(Data records for software interfaces)
****

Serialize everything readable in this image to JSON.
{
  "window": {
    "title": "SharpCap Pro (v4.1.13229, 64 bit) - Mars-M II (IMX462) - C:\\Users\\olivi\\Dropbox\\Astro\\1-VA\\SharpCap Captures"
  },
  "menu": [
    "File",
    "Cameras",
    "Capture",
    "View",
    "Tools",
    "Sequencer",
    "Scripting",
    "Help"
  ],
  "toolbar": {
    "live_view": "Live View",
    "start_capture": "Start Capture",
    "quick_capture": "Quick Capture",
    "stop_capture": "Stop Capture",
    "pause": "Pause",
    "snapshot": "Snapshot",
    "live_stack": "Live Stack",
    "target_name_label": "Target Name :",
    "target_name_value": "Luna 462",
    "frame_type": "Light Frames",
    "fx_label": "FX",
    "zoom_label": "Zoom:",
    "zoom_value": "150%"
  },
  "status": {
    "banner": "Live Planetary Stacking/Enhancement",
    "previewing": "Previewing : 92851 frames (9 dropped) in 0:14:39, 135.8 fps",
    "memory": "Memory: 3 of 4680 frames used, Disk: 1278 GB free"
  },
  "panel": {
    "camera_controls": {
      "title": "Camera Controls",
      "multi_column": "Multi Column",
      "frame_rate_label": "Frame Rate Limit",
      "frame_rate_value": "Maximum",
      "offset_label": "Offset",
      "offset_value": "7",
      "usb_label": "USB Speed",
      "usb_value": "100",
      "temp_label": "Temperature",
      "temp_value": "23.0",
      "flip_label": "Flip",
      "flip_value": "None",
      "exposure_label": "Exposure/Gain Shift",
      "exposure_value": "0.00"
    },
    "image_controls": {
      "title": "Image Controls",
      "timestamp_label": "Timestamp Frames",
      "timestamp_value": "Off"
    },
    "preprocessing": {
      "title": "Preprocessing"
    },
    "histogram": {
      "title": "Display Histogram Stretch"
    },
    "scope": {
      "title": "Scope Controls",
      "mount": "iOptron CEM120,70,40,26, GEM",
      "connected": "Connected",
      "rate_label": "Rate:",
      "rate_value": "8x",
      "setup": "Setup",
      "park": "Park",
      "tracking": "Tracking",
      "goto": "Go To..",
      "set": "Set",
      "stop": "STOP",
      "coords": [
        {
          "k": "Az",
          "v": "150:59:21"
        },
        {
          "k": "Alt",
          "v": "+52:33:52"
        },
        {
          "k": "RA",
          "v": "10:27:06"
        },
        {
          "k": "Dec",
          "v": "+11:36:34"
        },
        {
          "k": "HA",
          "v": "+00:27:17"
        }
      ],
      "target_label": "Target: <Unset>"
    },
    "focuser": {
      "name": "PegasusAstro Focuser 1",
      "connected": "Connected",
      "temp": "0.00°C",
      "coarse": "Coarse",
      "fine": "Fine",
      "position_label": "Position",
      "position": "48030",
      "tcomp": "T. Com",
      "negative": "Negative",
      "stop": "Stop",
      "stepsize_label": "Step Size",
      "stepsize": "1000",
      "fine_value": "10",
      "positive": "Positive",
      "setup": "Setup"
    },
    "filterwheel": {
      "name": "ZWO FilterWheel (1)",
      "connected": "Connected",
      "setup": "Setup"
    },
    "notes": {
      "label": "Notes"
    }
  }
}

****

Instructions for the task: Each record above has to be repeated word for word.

Answer for this exercise:
Serialize everything readable in this image to JSON.
{
  "window": {
    "title": "SharpCap Pro (v4.1.13229, 64 bit) - Mars-M II (IMX462) - C:\\Users\\olivi\\Dropbox\\Astro\\1-VA\\SharpCap Captures"
  },
  "menu": [
    "File",
    "Cameras",
    "Capture",
    "View",
    "Tools",
    "Sequencer",
    "Scripting",
    "Help"
  ],
  "toolbar": {
    "live_view": "Live View",
    "start_capture": "Start Capture",
    "quick_capture": "Quick Capture",
    "stop_capture": "Stop Capture",
    "pause": "Pause",
    "snapshot": "Snapshot",
    "live_stack": "Live Stack",
    "target_name_label": "Target Name :",
    "target_name_value": "Luna 462",
    "frame_type": "Light Frames",
    "fx_label": "FX",
    "zoom_label": "Zoom:",
    "zoom_value": "150%"
  },
  "status": {
    "banner": "Live Planetary Stacking/Enhancement",
    "previewing": "Previewing : 92851 frames (9 dropped) in 0:14:39, 135.8 fps",
    "memory": "Memory: 3 of 4680 frames used, Disk: 1278 GB free"
  },
  "panel": {
    "camera_controls": {
      "title": "Camera Controls",
      "multi_column": "Multi Column",
      "frame_rate_label": "Frame Rate Limit",
      "frame_rate_value": "Maximum",
      "offset_label": "Offset",
      "offset_value": "7",
      "usb_label": "USB Speed",
      "usb_value": "100",
      "temp_label": "Temperature",
      "temp_value": "23.0",
      "flip_label": "Flip",
      "flip_value": "None",
      "exposure_label": "Exposure/Gain Shift",
      "exposure_value": "0.00"
    },
    "image_controls": {
      "title": "Image Controls",
      "timestamp_label": "Timestamp Frames",
      "timestamp_value": "Off"
    },
    "preprocessing": {
      "title": "Preprocessing"
    },
    "histogram": {
      "title": "Display Histogram Stretch"
    },
    "scope": {
      "title": "Scope Controls",
      "mount": "iOptron CEM120,70,40,26, GEM",
      "connected": "Connected",
      "rate_label": "Rate:",
      "rate_value": "8x",
      "setup": "Setup",
      "park": "Park",
      "tracking": "Tracking",
      "goto": "Go To..",
      "set": "Set",
      "stop": "STOP",
      "coords": [
        {
          "k": "Az",
          "v": "150:59:21"
        },
        {
          "k": "Alt",
          "v": "+52:33:52"
        },
        {
          "k": "RA",
          "v": "10:27:06"
        },
        {
          "k": "Dec",
          "v": "+11:36:34"
        },
        {
          "k": "HA",
          "v": "+00:27:17"
        }
      ],
      "target_label": "Target: <Unset>"
    },
    "focuser": {
      "name": "PegasusAstro Focuser 1",
      "connected": "Connected",
      "temp": "0.00°C",
      "coarse": "Coarse",
      "fine": "Fine",
      "position_label": "Position",
      "position": "48030",
      "tcomp": "T. Com",
      "negative": "Negative",
      "stop": "Stop",
      "stepsize_label": "Step Size",
      "stepsize": "1000",
      "fine_value": "10",
      "positive": "Positive",
      "setup": "Setup"
    },
    "filterwheel": {
      "name": "ZWO FilterWheel (1)",
      "connected": "Connected",
      "setup": "Setup"
    },
    "notes": {
      "label": "Notes"
    }
  }
}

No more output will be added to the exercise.